TASK GOAL - Leave the pictures out, and print everything else in the records exactly.

SOURCE RECORDS -

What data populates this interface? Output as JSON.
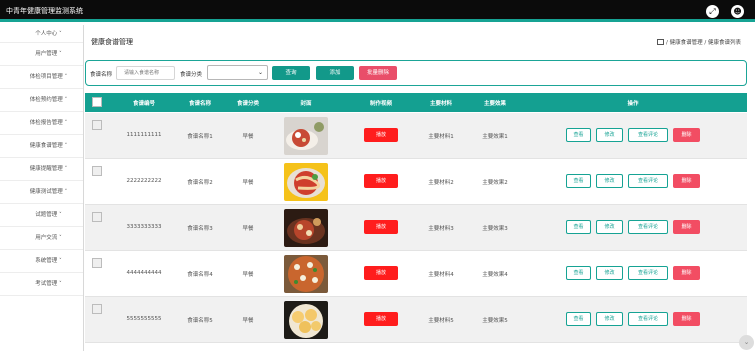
{
  "app": {
    "title": "中青年健康管理监测系统"
  },
  "header_icons": [
    "fullscreen-icon",
    "user-icon"
  ],
  "sidebar": {
    "items": [
      {
        "label": "个人中心 ˅"
      },
      {
        "label": "用户管理 ˅"
      },
      {
        "label": "体检项目管理 ˅"
      },
      {
        "label": "体检预约管理 ˅"
      },
      {
        "label": "体检报告管理 ˅"
      },
      {
        "label": "健康食谱管理 ˅"
      },
      {
        "label": "健康提醒管理 ˅"
      },
      {
        "label": "健康测试管理 ˅"
      },
      {
        "label": "试题管理 ˅"
      },
      {
        "label": "用户交流 ˅"
      },
      {
        "label": "系统管理 ˅"
      },
      {
        "label": "考试管理 ˅"
      }
    ]
  },
  "page": {
    "title": "健康食谱管理",
    "breadcrumb": "/ 健康食谱管理 / 健康食谱列表"
  },
  "search": {
    "name_label": "食谱名称",
    "name_placeholder": "请输入食谱名称",
    "category_label": "食谱分类",
    "query_button": "查询",
    "add_button": "添加",
    "batch_delete_button": "批量删除"
  },
  "table": {
    "headers": [
      "食谱编号",
      "食谱名称",
      "食谱分类",
      "封面",
      "制作视频",
      "主要材料",
      "主要效果",
      "操作"
    ],
    "rows": [
      {
        "code": "1111111111",
        "name": "食谱名称1",
        "category": "早餐",
        "video": "播放",
        "materials": "主要材料1",
        "effect": "主要效果1"
      },
      {
        "code": "2222222222",
        "name": "食谱名称2",
        "category": "早餐",
        "video": "播放",
        "materials": "主要材料2",
        "effect": "主要效果2"
      },
      {
        "code": "3333333333",
        "name": "食谱名称3",
        "category": "早餐",
        "video": "播放",
        "materials": "主要材料3",
        "effect": "主要效果3"
      },
      {
        "code": "4444444444",
        "name": "食谱名称4",
        "category": "早餐",
        "video": "播放",
        "materials": "主要材料4",
        "effect": "主要效果4"
      },
      {
        "code": "5555555555",
        "name": "食谱名称5",
        "category": "早餐",
        "video": "播放",
        "materials": "主要材料5",
        "effect": "主要效果5"
      }
    ],
    "row_actions": {
      "view": "查看",
      "edit": "修改",
      "view_comments": "查看评论",
      "delete": "删除"
    }
  },
  "colors": {
    "accent": "#14a091",
    "danger": "#f24d63",
    "play": "#ff1d1d",
    "topbar": "#0b0b0b"
  }
}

TASK RESULT -
What data populates this interface? Output as JSON.
{
  "app": {
    "title": "中青年健康管理监测系统"
  },
  "header_icons": [
    "fullscreen-icon",
    "user-icon"
  ],
  "sidebar": {
    "items": [
      {
        "label": "个人中心 ˅"
      },
      {
        "label": "用户管理 ˅"
      },
      {
        "label": "体检项目管理 ˅"
      },
      {
        "label": "体检预约管理 ˅"
      },
      {
        "label": "体检报告管理 ˅"
      },
      {
        "label": "健康食谱管理 ˅"
      },
      {
        "label": "健康提醒管理 ˅"
      },
      {
        "label": "健康测试管理 ˅"
      },
      {
        "label": "试题管理 ˅"
      },
      {
        "label": "用户交流 ˅"
      },
      {
        "label": "系统管理 ˅"
      },
      {
        "label": "考试管理 ˅"
      }
    ]
  },
  "page": {
    "title": "健康食谱管理",
    "breadcrumb": "/ 健康食谱管理 / 健康食谱列表"
  },
  "search": {
    "name_label": "食谱名称",
    "name_placeholder": "请输入食谱名称",
    "category_label": "食谱分类",
    "query_button": "查询",
    "add_button": "添加",
    "batch_delete_button": "批量删除"
  },
  "table": {
    "headers": [
      "食谱编号",
      "食谱名称",
      "食谱分类",
      "封面",
      "制作视频",
      "主要材料",
      "主要效果",
      "操作"
    ],
    "rows": [
      {
        "code": "1111111111",
        "name": "食谱名称1",
        "category": "早餐",
        "video": "播放",
        "materials": "主要材料1",
        "effect": "主要效果1"
      },
      {
        "code": "2222222222",
        "name": "食谱名称2",
        "category": "早餐",
        "video": "播放",
        "materials": "主要材料2",
        "effect": "主要效果2"
      },
      {
        "code": "3333333333",
        "name": "食谱名称3",
        "category": "早餐",
        "video": "播放",
        "materials": "主要材料3",
        "effect": "主要效果3"
      },
      {
        "code": "4444444444",
        "name": "食谱名称4",
        "category": "早餐",
        "video": "播放",
        "materials": "主要材料4",
        "effect": "主要效果4"
      },
      {
        "code": "5555555555",
        "name": "食谱名称5",
        "category": "早餐",
        "video": "播放",
        "materials": "主要材料5",
        "effect": "主要效果5"
      }
    ],
    "row_actions": {
      "view": "查看",
      "edit": "修改",
      "view_comments": "查看评论",
      "delete": "删除"
    }
  },
  "colors": {
    "accent": "#14a091",
    "danger": "#f24d63",
    "play": "#ff1d1d",
    "topbar": "#0b0b0b"
  }
}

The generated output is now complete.